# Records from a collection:
= Beginning of Section =
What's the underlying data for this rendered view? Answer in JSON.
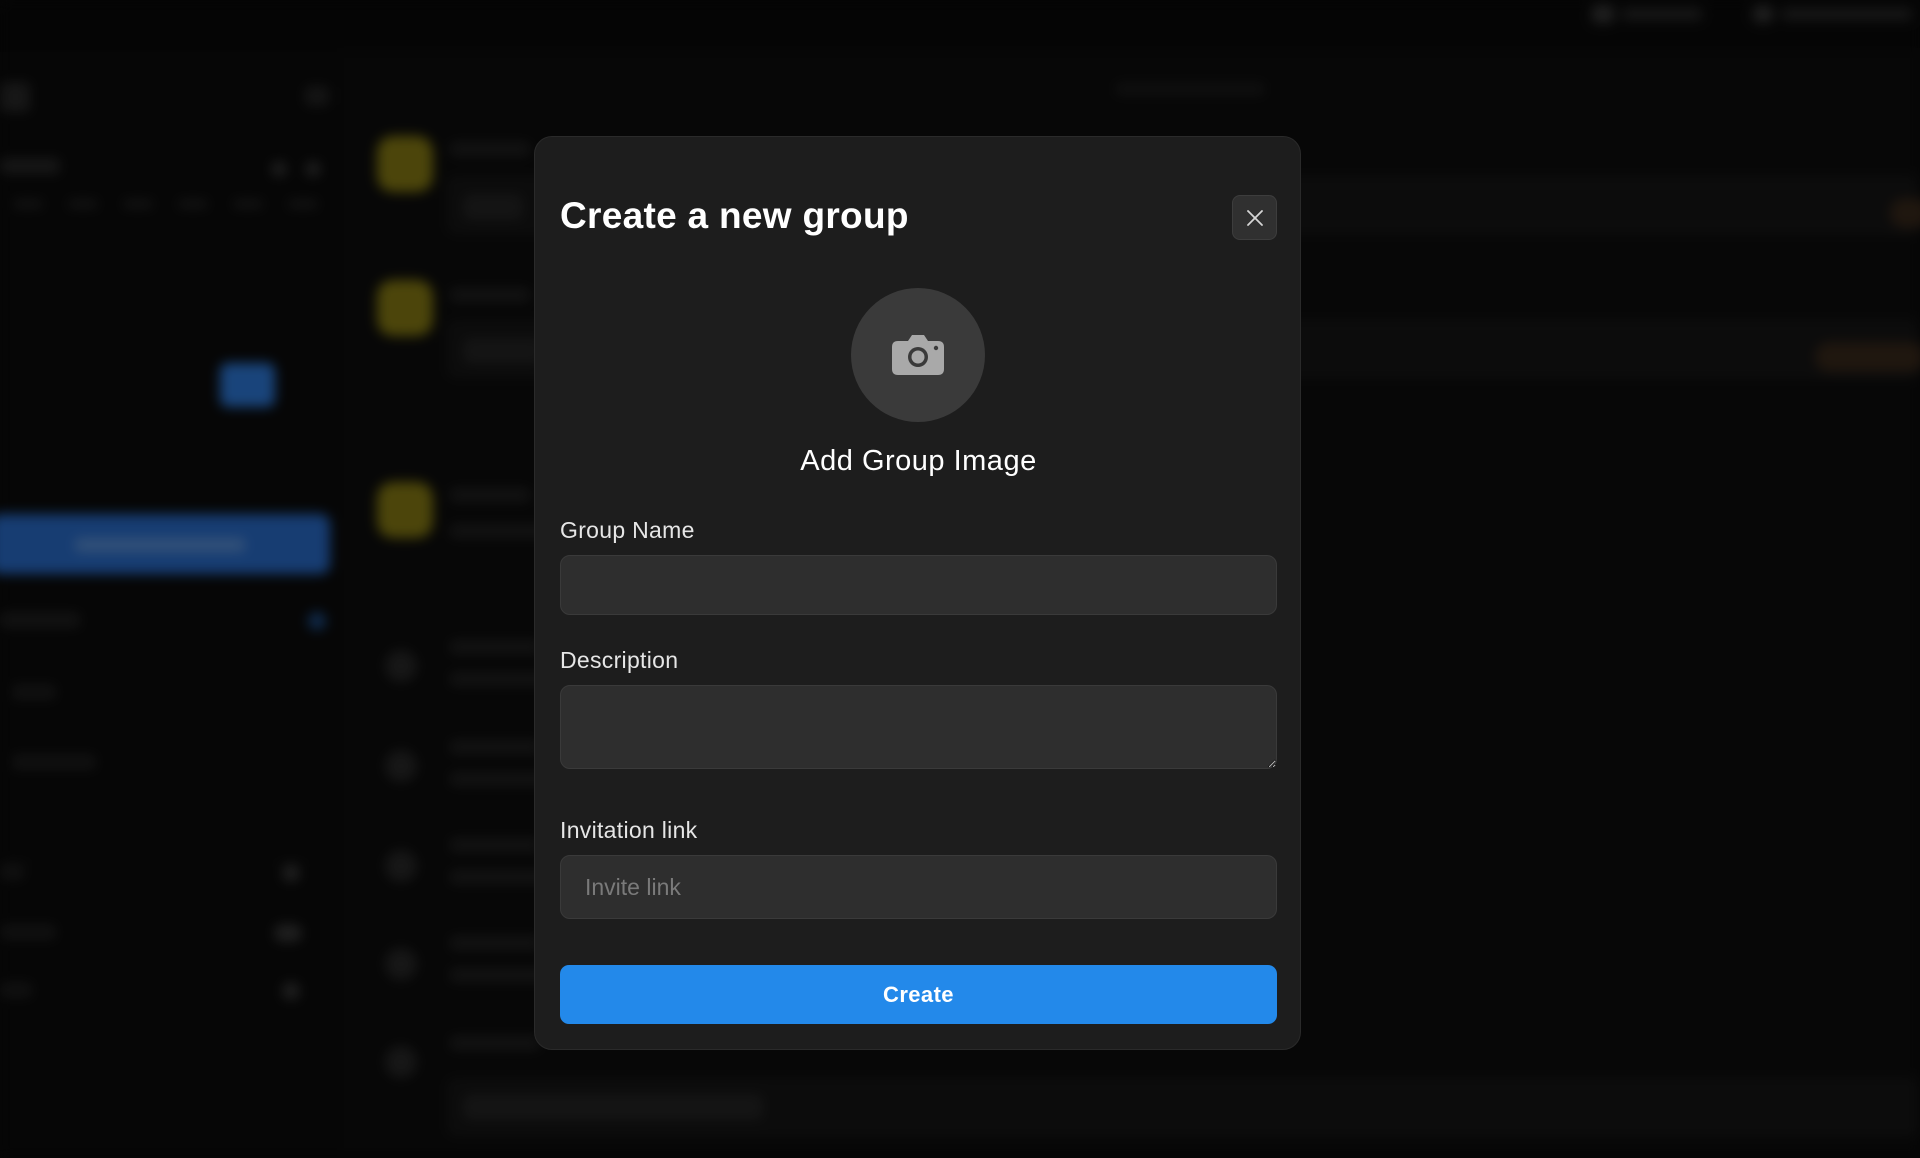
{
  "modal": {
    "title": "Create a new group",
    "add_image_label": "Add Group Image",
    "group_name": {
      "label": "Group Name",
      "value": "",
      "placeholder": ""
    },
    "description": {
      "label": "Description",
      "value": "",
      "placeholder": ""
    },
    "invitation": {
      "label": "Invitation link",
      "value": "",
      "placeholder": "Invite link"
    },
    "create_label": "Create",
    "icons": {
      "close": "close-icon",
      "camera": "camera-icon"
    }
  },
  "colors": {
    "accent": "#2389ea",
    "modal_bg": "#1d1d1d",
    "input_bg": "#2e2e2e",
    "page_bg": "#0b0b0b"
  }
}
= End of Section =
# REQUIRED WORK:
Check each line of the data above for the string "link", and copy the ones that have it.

# EXERCISE RESPONSE:
      "label": "Invitation link",
      "placeholder": "Invite link"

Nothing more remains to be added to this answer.